## Directions
When a line in the entries contains the word "structure", copy that line in full.

== Segment start ==

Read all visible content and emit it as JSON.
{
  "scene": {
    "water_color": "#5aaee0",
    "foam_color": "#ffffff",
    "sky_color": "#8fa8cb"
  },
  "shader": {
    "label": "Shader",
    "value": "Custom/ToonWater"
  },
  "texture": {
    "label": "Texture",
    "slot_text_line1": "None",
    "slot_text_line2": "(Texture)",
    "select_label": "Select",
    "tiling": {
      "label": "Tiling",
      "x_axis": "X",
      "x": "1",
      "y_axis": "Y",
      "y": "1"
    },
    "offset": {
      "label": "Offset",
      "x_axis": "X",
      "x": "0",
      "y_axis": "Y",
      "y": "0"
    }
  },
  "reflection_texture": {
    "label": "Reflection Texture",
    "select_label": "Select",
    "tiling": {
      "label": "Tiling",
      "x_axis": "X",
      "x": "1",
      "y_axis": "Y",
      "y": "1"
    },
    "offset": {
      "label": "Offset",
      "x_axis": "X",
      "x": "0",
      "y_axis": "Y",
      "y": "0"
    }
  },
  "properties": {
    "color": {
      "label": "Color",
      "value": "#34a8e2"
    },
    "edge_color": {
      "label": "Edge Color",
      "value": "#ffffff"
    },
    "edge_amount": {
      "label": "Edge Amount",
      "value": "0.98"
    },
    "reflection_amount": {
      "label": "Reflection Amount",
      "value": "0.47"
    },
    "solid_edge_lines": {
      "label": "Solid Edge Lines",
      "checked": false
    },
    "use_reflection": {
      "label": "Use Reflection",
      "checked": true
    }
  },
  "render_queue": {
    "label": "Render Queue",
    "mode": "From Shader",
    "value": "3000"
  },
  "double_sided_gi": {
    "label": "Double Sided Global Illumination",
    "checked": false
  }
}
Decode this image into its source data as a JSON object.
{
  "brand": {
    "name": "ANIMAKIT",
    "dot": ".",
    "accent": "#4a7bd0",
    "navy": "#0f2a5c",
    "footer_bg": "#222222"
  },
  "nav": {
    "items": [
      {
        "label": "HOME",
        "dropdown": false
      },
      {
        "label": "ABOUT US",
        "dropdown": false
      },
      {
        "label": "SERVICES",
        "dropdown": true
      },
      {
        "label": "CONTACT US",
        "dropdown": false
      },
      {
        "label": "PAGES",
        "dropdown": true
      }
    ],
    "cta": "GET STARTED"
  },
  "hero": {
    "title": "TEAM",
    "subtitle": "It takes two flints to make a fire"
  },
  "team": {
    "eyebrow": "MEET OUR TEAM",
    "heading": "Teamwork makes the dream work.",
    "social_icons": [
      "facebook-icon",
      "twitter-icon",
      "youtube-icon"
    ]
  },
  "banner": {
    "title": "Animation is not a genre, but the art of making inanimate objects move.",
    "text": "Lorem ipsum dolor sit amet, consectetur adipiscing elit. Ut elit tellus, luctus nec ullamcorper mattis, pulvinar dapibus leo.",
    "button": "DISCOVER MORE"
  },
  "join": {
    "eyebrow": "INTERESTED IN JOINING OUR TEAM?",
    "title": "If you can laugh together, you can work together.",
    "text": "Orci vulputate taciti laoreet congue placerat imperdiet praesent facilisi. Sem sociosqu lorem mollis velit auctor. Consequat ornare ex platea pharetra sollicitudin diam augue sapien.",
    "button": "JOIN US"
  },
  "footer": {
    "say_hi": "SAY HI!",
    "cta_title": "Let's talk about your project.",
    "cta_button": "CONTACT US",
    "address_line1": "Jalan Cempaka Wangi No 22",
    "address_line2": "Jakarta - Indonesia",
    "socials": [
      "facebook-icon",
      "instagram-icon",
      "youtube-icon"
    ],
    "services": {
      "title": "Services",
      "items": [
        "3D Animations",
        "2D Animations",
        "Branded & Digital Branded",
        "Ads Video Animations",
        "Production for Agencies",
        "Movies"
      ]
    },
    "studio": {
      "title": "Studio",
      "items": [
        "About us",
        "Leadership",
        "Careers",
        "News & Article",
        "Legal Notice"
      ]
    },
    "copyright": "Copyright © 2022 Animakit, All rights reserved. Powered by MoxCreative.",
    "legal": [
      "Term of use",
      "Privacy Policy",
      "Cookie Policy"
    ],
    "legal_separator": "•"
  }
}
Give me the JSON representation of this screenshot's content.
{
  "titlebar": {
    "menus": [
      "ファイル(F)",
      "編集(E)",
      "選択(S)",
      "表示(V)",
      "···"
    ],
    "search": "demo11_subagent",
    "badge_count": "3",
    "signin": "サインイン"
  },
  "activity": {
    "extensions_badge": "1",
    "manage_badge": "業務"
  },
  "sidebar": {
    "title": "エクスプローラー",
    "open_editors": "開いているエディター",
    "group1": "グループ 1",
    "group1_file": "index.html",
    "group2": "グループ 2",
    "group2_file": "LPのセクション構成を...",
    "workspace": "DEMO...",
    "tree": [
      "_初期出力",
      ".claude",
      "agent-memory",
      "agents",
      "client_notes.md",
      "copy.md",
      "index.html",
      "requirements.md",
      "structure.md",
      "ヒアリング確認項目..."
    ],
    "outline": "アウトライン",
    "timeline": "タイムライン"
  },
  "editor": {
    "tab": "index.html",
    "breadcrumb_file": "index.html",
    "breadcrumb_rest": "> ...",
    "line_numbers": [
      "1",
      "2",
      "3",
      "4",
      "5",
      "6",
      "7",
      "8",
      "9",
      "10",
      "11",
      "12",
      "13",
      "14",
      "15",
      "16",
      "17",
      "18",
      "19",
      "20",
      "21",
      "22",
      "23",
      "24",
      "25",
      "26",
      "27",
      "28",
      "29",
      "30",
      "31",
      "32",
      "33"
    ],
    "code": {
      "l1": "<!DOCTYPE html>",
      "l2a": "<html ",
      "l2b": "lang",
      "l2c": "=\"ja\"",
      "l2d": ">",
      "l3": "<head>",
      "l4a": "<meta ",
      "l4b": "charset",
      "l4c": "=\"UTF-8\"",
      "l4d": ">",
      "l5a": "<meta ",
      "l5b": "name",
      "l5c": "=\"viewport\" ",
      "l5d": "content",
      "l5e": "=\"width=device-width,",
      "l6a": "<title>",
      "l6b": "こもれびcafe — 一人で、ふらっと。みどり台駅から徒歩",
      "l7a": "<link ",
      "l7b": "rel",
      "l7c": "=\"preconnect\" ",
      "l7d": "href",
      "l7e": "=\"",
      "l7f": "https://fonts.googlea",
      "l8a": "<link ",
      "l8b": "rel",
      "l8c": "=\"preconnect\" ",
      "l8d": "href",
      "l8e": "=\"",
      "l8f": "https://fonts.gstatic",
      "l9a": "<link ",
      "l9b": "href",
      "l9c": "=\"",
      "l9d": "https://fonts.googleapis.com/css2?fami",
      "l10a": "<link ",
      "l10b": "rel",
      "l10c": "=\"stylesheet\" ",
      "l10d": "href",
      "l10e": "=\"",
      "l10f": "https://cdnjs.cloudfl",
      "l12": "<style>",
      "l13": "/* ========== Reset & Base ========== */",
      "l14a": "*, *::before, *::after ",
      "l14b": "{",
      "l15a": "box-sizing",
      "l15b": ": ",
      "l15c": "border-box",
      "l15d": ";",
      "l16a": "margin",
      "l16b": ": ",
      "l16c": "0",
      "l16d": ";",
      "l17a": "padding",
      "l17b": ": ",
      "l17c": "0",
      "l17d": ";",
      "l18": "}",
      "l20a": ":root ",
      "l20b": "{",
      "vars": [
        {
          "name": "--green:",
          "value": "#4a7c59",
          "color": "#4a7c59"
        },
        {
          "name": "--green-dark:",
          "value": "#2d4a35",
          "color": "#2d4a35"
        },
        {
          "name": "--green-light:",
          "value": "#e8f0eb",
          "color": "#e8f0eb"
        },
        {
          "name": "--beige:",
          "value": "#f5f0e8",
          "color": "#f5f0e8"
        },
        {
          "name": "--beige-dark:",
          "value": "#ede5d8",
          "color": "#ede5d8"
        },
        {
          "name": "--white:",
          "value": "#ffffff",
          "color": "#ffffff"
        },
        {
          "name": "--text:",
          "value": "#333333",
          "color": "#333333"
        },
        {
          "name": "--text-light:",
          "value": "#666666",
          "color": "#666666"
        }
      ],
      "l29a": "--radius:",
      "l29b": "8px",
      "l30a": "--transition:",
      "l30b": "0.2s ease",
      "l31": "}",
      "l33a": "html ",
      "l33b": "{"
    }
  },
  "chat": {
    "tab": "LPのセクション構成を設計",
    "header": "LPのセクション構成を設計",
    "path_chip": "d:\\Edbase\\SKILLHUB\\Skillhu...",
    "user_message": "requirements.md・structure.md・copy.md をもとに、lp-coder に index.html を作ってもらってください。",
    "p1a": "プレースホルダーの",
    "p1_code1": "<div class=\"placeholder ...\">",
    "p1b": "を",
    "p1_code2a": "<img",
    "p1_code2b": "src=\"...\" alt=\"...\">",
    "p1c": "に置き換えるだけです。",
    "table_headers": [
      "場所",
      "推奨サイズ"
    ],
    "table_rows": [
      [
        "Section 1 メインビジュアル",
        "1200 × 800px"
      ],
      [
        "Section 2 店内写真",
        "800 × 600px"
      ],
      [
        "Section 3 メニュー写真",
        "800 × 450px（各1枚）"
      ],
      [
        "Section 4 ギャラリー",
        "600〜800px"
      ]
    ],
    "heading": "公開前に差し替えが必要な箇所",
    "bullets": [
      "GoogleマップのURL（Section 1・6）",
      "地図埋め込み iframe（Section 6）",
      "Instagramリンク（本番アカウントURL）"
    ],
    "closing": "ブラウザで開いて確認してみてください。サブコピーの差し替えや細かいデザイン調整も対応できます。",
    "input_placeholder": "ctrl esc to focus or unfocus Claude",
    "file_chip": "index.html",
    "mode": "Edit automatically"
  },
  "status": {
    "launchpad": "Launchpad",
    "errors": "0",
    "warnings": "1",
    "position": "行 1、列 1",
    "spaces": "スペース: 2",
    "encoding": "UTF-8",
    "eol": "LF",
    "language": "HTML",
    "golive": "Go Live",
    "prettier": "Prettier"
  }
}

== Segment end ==

## Result of the exercise
      "structure.md",
    "user_message": "requirements.md・structure.md・copy.md をもとに、lp-coder に index.html を作ってもらってください。",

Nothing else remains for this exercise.